(JUST BEING ME series)
Little, Brown & Co., Fall 2005
Illustrated by Nicole Hollander
I LOVE MESSES! began with one idea. One day, when I was visiting a friend, her child began to draw circles in her yoghurt with her thumbs. Then she tipped the rest of the yoghurt on the floor, jumped in it, danced and sang, “I LOVE MESSES!” “That’s a book!” I said to the child’s mother as we all cleaned up the mess. I started writing that night. This story started out a mess of ideas. But after many months of writing, it was finally a book!
“”I LOVE MESSES!” and “I’M ALL DRESSED!” (Little, Brown, each $7.99) from the JUST BEING ME series are great for both children and parents to see how compromise really can make everyone happier. The books by Robie H. Harris, colorfully illustrated by “Sylvia” cartoonist Nicole Hollander, focus on the struggles parents have with their children not wanting to conform to expectations. In the end, kids get their way some of the time and parents learn that sometimes the right way isn’t the only right way: It’s OK to wear your sweatshirt on your legs and your mittens on your feet as long as you’re warm and happy, for example.”

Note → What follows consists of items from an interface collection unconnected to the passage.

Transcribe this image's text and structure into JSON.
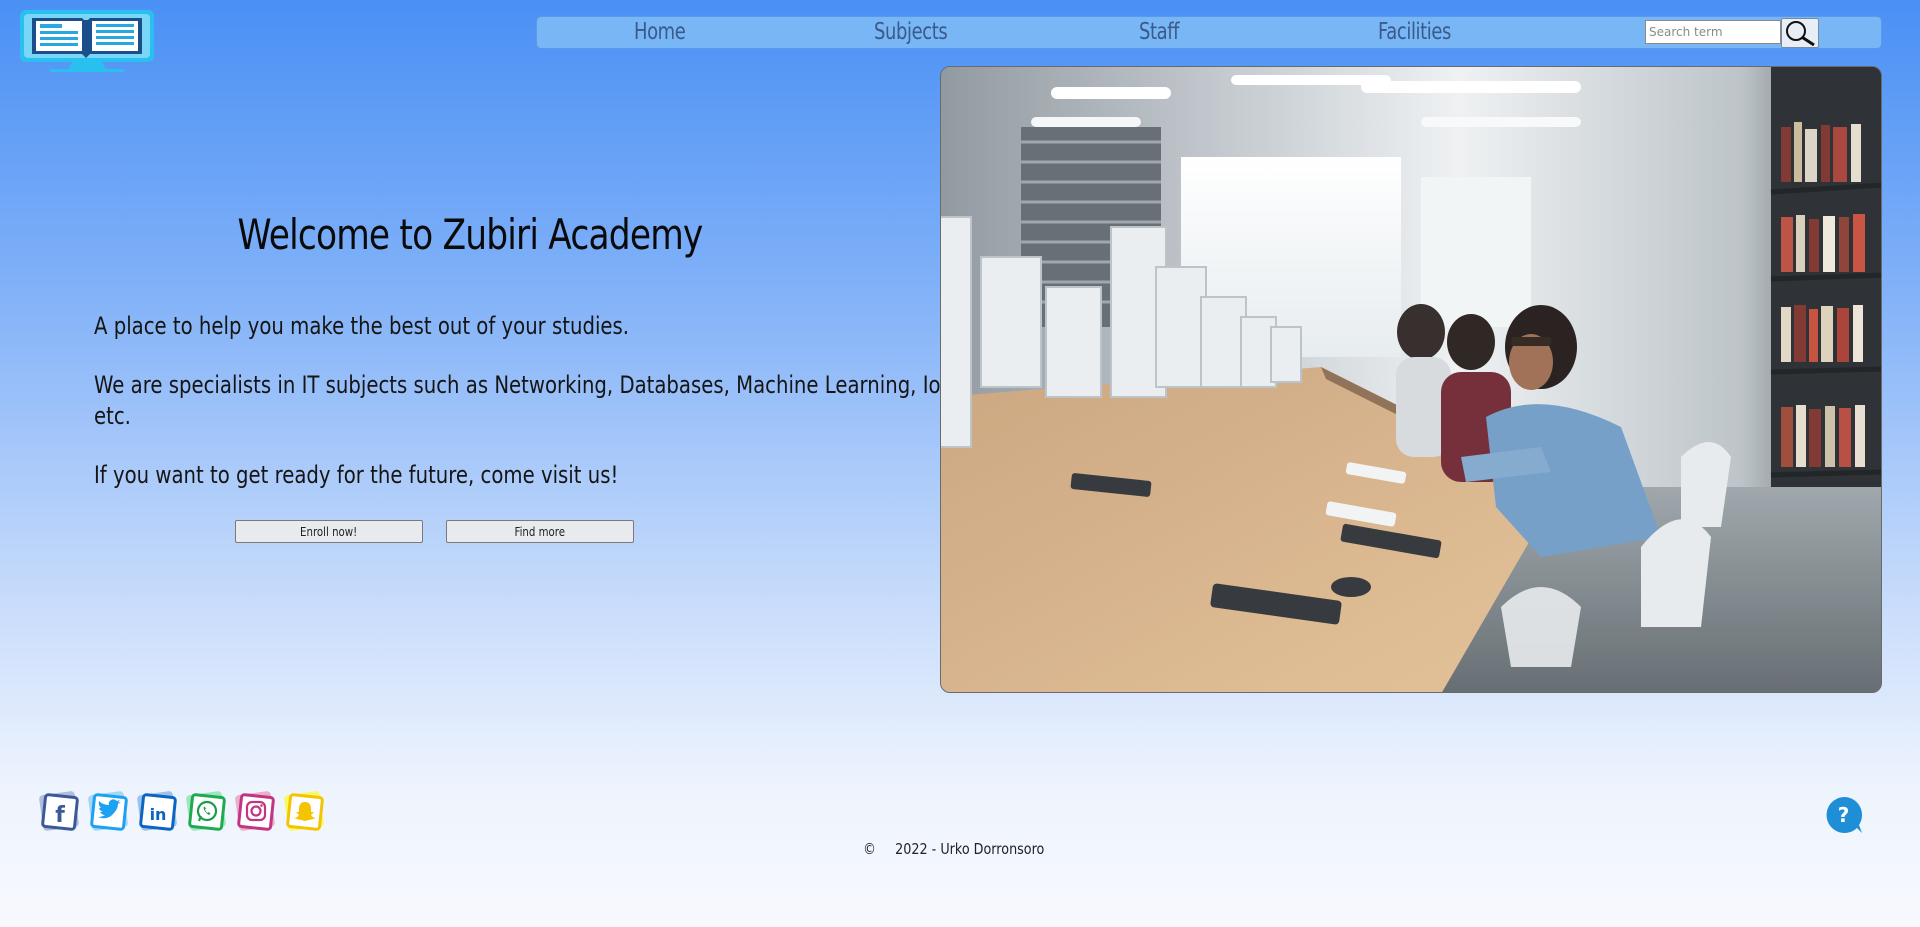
{
  "header": {
    "logo_icon": "open-book-monitor-icon",
    "nav": [
      "Home",
      "Subjects",
      "Staff",
      "Facilities"
    ],
    "search_placeholder": "Search term",
    "search_icon": "magnifier-icon"
  },
  "hero": {
    "title": "Welcome to Zubiri Academy",
    "paragraphs": [
      "A place to help you make the best out of your studies.",
      "We are specialists in IT subjects such as Networking, Databases, Machine Learning, IoT,",
      "etc.",
      "If you want to get ready for the future, come visit us!"
    ],
    "buttons": [
      "Enroll now!",
      "Find more"
    ]
  },
  "footer": {
    "social": [
      "facebook-icon",
      "twitter-icon",
      "linkedin-icon",
      "whatsapp-icon",
      "instagram-icon",
      "snapchat-icon"
    ],
    "copyright_symbol": "©",
    "copyright": "2022 - Urko Dorronsoro",
    "help_icon": "help-question-icon"
  },
  "colors": {
    "bg_top": "#4a90f5",
    "nav_bg": "#78b6f5",
    "nav_text": "#3a5a8a",
    "help": "#1e8fd6"
  }
}
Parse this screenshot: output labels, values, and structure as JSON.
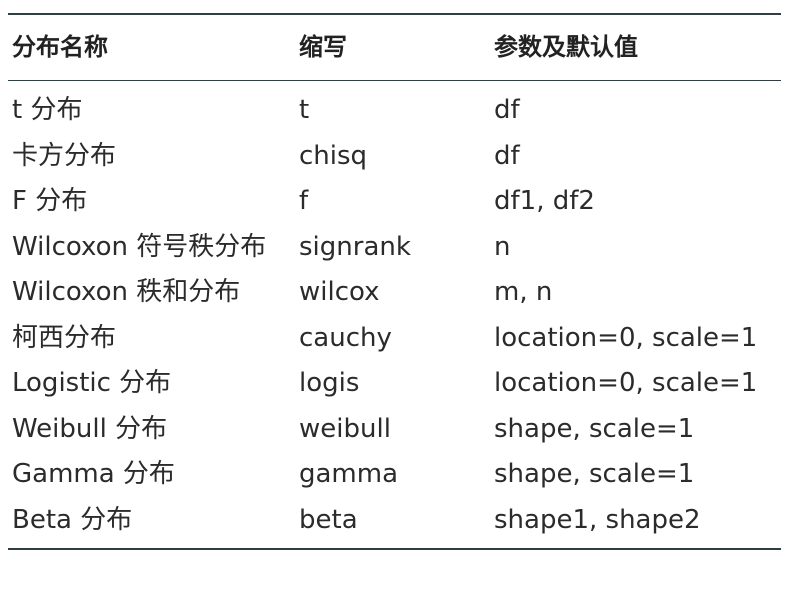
{
  "table": {
    "headers": [
      "分布名称",
      "缩写",
      "参数及默认值"
    ],
    "rows": [
      [
        "t 分布",
        "t",
        "df"
      ],
      [
        "卡方分布",
        "chisq",
        "df"
      ],
      [
        "F 分布",
        "f",
        "df1, df2"
      ],
      [
        "Wilcoxon 符号秩分布",
        "signrank",
        "n"
      ],
      [
        "Wilcoxon 秩和分布",
        "wilcox",
        "m, n"
      ],
      [
        "柯西分布",
        "cauchy",
        "location=0, scale=1"
      ],
      [
        "Logistic 分布",
        "logis",
        "location=0, scale=1"
      ],
      [
        "Weibull 分布",
        "weibull",
        "shape, scale=1"
      ],
      [
        "Gamma 分布",
        "gamma",
        "shape, scale=1"
      ],
      [
        "Beta 分布",
        "beta",
        "shape1, shape2"
      ]
    ]
  }
}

-Detroit News and Free Press, January 22, 2006
“The small, brightly illustrated books in the JUST BEING ME series, by the author of the classic IT’S PERFECTLY NORMAL (1994) and the GROWING UP STORIES series on child development, portray behavioral flashpoints from a child’s first-person perspective. A note addressed to parents explains how each fictional scenario reflects an important developmental stage and discusses how parents might balance “enjoyment of their child’s individuality… with the necessities of daily life.” The girl in I LOVE MESSES! exercises her creativity by making food into a “cold, wet, slippery, mushy, mess,” then helps her exasperated but understanding father clean up. In I’M ALL DRESSED! a boy of color strips off his winter wardrobe and reapplies it by himself, resulting in a topsy-turvy outfit that he proudly wears outside (with his flexible parents’ permission). Although some adults may fear the willful, experimental acts depicted will be understood by children as carte blanche to act out, many others will appreciate the clear voice of reason ringing through the stories’ humor and chaos — while children will simply exult in the silly fun modeled on the pages.”
-Jennifer Mattson, Booklist, November 15, 2005